→ INSTRUCTIONS TO FOLLOW
Each line that includes "Inventory" must be copied from the records.

→ Data about app and page elements
=== Begin Enclosure ===
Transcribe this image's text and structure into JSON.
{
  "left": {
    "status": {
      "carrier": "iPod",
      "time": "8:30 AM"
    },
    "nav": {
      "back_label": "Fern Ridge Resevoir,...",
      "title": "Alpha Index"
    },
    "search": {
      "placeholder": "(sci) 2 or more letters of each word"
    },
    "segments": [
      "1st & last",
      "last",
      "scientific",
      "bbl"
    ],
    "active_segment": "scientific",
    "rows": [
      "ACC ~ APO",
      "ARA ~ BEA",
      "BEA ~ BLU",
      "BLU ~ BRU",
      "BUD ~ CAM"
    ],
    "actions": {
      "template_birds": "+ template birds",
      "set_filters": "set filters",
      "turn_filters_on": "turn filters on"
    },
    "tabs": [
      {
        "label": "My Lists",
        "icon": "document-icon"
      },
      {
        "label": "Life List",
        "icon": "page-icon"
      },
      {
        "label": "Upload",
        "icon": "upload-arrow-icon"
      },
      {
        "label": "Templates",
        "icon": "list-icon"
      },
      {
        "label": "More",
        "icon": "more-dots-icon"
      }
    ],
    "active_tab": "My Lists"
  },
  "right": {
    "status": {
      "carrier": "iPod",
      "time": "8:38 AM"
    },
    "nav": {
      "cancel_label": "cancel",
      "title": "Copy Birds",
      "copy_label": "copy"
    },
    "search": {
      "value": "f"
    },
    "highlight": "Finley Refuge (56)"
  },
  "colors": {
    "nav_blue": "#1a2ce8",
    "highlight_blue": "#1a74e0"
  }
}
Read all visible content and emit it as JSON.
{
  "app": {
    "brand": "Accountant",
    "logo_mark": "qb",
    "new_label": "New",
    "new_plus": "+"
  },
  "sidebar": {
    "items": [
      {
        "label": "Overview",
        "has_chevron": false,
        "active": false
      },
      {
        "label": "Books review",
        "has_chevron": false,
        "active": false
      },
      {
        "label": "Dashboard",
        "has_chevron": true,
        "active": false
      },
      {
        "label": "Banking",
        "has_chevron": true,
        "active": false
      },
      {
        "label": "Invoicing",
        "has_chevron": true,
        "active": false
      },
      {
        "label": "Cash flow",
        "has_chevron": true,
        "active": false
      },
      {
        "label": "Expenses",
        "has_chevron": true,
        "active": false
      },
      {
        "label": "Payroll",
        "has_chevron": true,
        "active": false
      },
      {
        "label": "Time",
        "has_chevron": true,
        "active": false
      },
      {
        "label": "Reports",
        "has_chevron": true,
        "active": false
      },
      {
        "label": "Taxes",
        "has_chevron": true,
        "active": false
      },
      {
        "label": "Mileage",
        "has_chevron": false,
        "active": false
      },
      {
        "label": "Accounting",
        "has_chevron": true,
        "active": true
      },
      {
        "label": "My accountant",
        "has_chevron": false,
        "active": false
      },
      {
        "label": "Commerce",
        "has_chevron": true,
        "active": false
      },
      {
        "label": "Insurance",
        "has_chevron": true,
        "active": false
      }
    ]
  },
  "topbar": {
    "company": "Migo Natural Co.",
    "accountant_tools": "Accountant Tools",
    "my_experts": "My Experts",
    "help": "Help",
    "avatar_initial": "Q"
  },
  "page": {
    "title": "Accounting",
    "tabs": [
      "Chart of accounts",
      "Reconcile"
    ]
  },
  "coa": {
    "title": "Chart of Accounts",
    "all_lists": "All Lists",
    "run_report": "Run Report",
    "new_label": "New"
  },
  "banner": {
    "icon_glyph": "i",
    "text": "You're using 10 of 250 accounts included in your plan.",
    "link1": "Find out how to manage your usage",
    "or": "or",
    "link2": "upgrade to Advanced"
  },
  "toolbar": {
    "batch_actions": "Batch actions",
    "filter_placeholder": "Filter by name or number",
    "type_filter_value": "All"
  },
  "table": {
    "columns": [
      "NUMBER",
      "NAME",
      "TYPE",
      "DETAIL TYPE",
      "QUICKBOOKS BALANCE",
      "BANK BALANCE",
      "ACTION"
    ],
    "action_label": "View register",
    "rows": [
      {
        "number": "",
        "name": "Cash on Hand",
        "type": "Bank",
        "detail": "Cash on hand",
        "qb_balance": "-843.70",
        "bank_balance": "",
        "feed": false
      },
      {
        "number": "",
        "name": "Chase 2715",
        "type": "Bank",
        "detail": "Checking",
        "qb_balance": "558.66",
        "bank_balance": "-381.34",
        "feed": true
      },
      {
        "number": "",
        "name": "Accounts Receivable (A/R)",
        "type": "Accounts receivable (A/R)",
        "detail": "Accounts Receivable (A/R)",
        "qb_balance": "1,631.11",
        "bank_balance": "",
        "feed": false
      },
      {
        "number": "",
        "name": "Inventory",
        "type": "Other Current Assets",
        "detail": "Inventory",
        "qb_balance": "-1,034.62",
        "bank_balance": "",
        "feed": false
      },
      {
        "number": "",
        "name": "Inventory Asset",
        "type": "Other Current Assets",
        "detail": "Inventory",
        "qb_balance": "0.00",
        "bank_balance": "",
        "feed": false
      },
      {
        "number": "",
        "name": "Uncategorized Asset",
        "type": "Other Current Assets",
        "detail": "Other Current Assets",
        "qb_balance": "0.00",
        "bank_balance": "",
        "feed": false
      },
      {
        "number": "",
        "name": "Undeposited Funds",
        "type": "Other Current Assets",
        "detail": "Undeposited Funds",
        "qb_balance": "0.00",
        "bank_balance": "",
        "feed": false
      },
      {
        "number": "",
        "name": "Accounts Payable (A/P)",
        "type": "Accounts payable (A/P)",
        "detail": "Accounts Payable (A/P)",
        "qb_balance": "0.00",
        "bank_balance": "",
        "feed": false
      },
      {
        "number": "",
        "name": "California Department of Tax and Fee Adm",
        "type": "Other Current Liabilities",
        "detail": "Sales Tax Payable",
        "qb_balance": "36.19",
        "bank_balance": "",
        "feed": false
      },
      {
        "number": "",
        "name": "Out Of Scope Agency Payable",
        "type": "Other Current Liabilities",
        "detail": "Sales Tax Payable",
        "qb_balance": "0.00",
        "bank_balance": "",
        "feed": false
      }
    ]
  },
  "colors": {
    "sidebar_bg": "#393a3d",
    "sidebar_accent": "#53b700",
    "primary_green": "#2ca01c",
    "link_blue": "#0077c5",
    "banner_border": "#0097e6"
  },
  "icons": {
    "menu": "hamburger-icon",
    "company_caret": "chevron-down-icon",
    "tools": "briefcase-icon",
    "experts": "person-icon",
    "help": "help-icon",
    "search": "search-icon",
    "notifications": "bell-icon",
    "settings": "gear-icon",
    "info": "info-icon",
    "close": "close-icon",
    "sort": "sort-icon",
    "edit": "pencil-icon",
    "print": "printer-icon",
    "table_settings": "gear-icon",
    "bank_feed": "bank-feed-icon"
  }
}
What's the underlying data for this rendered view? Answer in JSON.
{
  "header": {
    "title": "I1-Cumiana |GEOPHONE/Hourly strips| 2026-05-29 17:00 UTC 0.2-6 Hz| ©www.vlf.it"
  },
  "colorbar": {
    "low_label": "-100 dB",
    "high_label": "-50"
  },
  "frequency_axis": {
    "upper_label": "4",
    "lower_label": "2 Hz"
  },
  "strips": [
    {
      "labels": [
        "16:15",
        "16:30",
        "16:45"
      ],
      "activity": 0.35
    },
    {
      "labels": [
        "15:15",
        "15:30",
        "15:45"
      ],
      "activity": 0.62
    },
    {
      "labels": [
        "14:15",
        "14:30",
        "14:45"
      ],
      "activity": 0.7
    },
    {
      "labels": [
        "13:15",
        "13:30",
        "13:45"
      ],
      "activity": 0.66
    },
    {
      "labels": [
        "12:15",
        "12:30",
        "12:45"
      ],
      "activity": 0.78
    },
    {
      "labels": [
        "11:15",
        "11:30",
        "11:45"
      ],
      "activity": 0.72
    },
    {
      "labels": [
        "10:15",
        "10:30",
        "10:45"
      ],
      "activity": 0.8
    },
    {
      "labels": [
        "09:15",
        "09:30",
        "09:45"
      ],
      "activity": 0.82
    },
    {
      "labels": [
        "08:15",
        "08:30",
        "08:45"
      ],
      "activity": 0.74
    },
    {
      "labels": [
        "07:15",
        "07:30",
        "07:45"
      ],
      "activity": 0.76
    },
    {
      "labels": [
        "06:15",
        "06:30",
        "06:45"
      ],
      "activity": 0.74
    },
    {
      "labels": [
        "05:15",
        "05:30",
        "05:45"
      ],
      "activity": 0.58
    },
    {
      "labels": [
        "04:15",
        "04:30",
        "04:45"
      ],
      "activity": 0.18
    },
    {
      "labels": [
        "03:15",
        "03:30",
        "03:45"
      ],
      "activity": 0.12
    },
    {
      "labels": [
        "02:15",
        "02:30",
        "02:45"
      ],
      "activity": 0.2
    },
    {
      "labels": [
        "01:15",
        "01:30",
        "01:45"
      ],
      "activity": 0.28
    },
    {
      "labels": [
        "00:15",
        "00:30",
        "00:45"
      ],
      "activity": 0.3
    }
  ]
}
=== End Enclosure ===
→ RESULT BELOW
        "name": "Inventory",
        "detail": "Inventory",
        "name": "Inventory Asset",
        "detail": "Inventory",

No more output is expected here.